construction as experienced by the Hmong of Laos from 1950 to 1975. Duffy
will discuss the role of the state, of missionary Christians, and of the
United States CIA in using literacy to promote identities for the Hmong
people, and he considers the ways in which the Hmong used their newly developed
literacy skills to revise and re-imagine these
December 3, 2004 - Kurt Schwabe (Environ. Sci., UC-Riverside)
Communities in Peninsular Malaysia: Activities, Income, and Well-being"
While overall poverty in Malaysia has been reduced to less than 8%
in recent years, a disproportionate 81% of Orang Asli still live below
the poverty line (Nicholas 2002). This research investigates the potential

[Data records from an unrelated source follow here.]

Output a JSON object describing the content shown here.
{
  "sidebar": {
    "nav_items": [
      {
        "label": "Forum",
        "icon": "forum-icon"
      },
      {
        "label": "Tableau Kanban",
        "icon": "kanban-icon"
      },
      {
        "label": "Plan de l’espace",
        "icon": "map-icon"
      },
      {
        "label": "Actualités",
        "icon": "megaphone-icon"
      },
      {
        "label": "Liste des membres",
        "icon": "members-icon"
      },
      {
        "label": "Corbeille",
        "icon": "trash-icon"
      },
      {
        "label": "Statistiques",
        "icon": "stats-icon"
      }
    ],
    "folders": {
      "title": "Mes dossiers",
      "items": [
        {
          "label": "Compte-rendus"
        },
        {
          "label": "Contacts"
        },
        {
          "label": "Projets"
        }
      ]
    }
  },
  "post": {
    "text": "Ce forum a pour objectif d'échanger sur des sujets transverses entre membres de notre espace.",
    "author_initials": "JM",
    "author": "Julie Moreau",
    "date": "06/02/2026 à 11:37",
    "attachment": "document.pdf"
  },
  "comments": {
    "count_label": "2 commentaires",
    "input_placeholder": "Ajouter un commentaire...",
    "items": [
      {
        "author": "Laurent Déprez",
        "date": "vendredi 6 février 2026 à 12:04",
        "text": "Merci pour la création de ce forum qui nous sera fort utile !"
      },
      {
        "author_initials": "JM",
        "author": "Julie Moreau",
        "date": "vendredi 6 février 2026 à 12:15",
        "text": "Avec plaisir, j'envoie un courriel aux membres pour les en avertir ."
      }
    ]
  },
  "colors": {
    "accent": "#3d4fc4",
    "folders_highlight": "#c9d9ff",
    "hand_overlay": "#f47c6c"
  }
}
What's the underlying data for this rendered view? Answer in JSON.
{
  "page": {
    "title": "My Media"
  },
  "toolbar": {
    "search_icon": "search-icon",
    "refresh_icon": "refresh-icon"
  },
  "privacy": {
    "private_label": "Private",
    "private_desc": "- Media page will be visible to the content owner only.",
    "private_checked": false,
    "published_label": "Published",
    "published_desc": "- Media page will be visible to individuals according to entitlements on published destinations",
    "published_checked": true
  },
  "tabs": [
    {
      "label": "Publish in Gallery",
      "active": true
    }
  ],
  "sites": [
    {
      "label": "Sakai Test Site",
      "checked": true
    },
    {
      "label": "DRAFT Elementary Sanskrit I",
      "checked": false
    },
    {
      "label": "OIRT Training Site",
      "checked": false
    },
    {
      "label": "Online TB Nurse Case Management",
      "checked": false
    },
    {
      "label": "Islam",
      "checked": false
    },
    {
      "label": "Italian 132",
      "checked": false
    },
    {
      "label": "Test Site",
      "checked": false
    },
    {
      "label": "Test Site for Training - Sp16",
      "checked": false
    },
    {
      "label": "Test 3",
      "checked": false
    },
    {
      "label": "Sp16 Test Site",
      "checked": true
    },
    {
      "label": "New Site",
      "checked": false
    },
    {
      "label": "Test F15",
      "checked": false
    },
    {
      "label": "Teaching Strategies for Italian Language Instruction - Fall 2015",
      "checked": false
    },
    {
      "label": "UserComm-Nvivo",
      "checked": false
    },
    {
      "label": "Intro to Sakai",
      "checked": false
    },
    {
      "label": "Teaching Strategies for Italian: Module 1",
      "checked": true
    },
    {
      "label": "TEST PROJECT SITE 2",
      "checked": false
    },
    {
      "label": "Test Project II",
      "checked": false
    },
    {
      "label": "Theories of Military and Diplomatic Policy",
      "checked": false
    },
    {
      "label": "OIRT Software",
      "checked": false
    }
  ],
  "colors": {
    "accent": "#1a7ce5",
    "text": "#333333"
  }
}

role of markets, natural resource availability, and government in influencing
the poverty and well-being of one particular Orang Asli community, the
December 10,2004 - Ingrid Muan (Fine Arts, Royal University
of Fine Arts, Phnom Penh)
S: Painting and History in Phnom Penh”cenes (Last Friday Forum)
This presentation considers the history of painting and the painting of
history in Phnom Penh during the 20th century. Muan will briefly sketch
successive representational regimes of two dimensional ornament (the Protectorate
period) and the view from life (the period of Independence), before considering
the way in which these two regimes intertwine to haunt contemporary painting
in the city today. Bringing undercurrents to the surface through this
formal analysis, Muan then considers the subjects of contemporary painting
in order to speculate what these representations and their omissions -
might reveal about contemporary urban society in Cambodia.